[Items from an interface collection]

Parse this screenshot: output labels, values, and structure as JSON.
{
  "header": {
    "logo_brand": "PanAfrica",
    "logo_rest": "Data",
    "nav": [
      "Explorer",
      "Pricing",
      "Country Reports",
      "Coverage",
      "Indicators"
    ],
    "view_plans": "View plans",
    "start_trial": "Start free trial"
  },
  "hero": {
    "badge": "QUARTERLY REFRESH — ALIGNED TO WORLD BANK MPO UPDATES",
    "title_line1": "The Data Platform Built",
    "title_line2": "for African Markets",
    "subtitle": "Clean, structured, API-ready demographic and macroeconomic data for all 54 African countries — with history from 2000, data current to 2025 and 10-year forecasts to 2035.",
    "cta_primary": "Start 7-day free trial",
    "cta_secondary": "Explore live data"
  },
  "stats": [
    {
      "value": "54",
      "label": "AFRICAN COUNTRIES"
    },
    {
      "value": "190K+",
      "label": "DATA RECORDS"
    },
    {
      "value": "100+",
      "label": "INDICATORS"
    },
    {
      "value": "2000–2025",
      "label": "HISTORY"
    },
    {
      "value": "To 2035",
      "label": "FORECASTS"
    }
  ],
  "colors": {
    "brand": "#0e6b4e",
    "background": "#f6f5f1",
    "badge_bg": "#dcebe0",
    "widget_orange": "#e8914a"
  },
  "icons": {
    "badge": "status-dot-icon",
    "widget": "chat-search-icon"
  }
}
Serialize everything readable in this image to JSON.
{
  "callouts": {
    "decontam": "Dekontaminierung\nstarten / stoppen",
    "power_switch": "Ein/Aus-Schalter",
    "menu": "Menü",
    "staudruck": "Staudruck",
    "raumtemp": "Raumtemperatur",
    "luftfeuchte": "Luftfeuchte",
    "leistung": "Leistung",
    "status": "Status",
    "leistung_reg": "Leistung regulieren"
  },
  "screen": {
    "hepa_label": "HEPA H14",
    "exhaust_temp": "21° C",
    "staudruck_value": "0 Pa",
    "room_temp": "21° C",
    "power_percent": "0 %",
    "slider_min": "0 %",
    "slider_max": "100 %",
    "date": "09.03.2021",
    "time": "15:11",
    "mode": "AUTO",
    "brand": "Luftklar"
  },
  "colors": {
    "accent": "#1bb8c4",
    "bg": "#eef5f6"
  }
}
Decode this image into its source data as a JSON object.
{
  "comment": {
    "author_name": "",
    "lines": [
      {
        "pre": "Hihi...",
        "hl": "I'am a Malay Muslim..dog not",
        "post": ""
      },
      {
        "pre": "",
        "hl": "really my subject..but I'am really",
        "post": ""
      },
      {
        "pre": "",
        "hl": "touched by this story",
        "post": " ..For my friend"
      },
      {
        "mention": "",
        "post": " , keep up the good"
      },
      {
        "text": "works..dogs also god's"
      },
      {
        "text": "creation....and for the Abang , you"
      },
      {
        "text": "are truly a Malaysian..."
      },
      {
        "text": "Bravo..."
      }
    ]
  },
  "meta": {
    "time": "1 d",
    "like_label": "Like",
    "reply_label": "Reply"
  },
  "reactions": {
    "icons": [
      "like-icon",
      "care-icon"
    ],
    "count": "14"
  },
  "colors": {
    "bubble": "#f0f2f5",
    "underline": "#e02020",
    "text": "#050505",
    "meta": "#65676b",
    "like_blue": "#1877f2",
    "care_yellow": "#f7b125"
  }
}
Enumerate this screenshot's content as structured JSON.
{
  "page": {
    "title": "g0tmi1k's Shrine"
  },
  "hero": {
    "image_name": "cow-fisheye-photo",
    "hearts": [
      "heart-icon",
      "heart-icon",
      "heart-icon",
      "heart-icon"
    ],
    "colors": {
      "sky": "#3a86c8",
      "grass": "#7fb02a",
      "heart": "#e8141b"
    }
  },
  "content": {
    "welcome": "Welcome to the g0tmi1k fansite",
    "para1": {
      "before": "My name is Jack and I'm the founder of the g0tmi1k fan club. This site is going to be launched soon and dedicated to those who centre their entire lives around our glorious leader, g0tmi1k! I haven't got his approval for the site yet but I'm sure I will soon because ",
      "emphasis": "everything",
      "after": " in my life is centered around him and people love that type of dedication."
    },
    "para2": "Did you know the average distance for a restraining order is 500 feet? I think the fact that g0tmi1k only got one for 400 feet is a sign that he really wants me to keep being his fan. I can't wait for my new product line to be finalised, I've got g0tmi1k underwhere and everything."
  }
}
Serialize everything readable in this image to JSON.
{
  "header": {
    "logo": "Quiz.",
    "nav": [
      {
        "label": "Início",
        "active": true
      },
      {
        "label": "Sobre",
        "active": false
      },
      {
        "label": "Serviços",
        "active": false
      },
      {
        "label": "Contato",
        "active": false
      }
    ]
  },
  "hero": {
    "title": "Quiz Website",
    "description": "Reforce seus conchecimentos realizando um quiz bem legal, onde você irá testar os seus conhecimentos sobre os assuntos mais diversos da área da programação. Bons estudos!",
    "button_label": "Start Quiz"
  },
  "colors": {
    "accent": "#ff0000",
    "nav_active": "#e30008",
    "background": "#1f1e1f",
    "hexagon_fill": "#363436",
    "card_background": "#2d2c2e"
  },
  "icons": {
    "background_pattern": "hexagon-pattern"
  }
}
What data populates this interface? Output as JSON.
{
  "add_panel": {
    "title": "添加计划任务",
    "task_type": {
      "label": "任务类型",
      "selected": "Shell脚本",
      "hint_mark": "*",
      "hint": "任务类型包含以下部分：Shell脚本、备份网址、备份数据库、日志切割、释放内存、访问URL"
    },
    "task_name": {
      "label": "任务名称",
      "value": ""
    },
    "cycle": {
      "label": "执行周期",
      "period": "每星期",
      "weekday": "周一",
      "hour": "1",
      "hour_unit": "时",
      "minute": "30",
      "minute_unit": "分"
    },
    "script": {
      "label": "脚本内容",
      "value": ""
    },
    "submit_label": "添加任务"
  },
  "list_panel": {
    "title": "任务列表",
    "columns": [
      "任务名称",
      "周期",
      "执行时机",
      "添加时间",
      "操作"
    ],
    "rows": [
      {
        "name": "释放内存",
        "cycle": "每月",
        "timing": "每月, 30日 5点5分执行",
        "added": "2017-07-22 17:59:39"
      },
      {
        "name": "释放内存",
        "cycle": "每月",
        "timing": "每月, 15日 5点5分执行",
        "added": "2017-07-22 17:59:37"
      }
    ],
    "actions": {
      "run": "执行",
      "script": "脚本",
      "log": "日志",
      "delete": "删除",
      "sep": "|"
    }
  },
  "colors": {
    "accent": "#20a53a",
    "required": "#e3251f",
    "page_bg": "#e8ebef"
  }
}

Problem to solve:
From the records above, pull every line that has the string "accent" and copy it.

Output below:
    "accent": "#1bb8c4",
    "accent": "#ff0000",
    "accent": "#20a53a",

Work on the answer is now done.